» **Work order**
Go through the entries below and copy every line that holds the word "this".
^^^^
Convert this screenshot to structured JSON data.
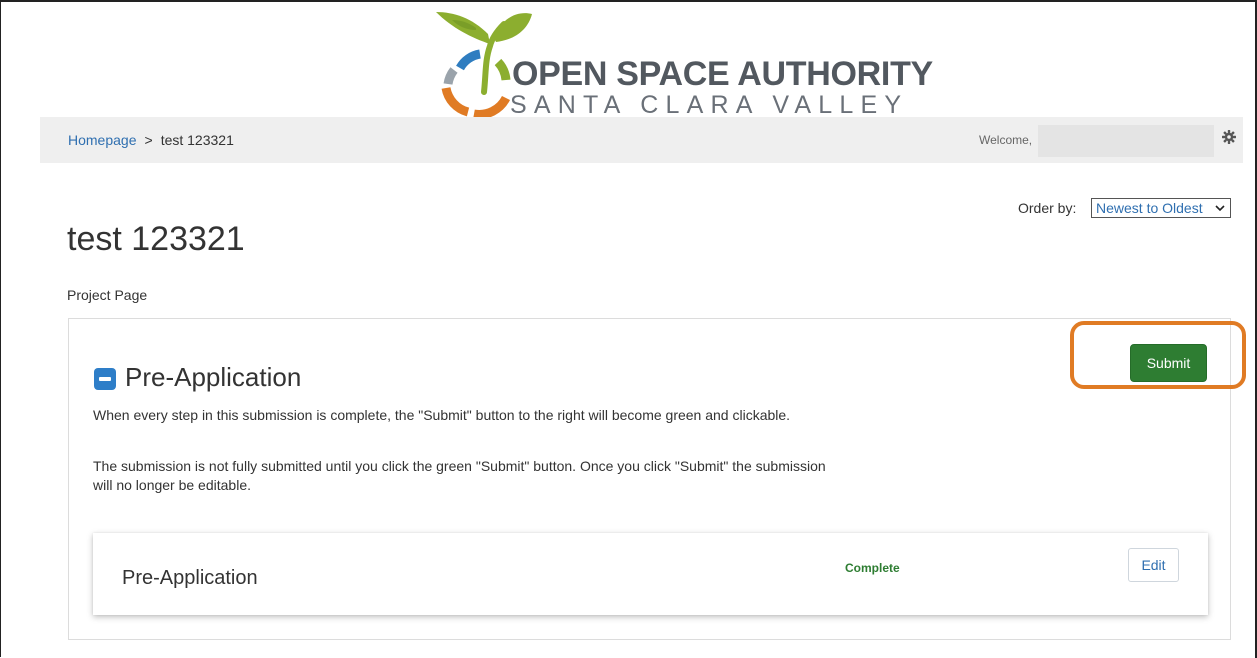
{
  "logo": {
    "title": "OPEN SPACE AUTHORITY",
    "subtitle": "SANTA CLARA VALLEY",
    "colors": {
      "green": "#8cae2f",
      "blue": "#2f7dc0",
      "orange": "#e07b24",
      "gray": "#52585f"
    }
  },
  "nav": {
    "breadcrumb_home": "Homepage",
    "breadcrumb_separator": ">",
    "breadcrumb_current": "test 123321",
    "welcome": "Welcome,",
    "settings_icon": "gear-icon"
  },
  "order": {
    "label": "Order by:",
    "selected": "Newest to Oldest"
  },
  "page": {
    "title": "test 123321",
    "subtitle": "Project Page"
  },
  "submission": {
    "title": "Pre-Application",
    "collapse_icon": "minus-square-icon",
    "description_1": "When every step in this submission is complete, the \"Submit\" button to the right will become green and clickable.",
    "description_2": "The submission is not fully submitted until you click the green \"Submit\" button. Once you click \"Submit\" the submission will no longer be editable.",
    "submit_label": "Submit",
    "submit_color": "#2e7d32",
    "highlight_color": "#e07b24"
  },
  "steps": [
    {
      "title": "Pre-Application",
      "status": "Complete",
      "status_color": "#2e7d32",
      "action_label": "Edit"
    }
  ]
}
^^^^
» **Solution to the exercise**
Convert this screenshot to structured JSON data.
    "description_1": "When every step in this submission is complete, the \"Submit\" button to the right will become green and clickable.",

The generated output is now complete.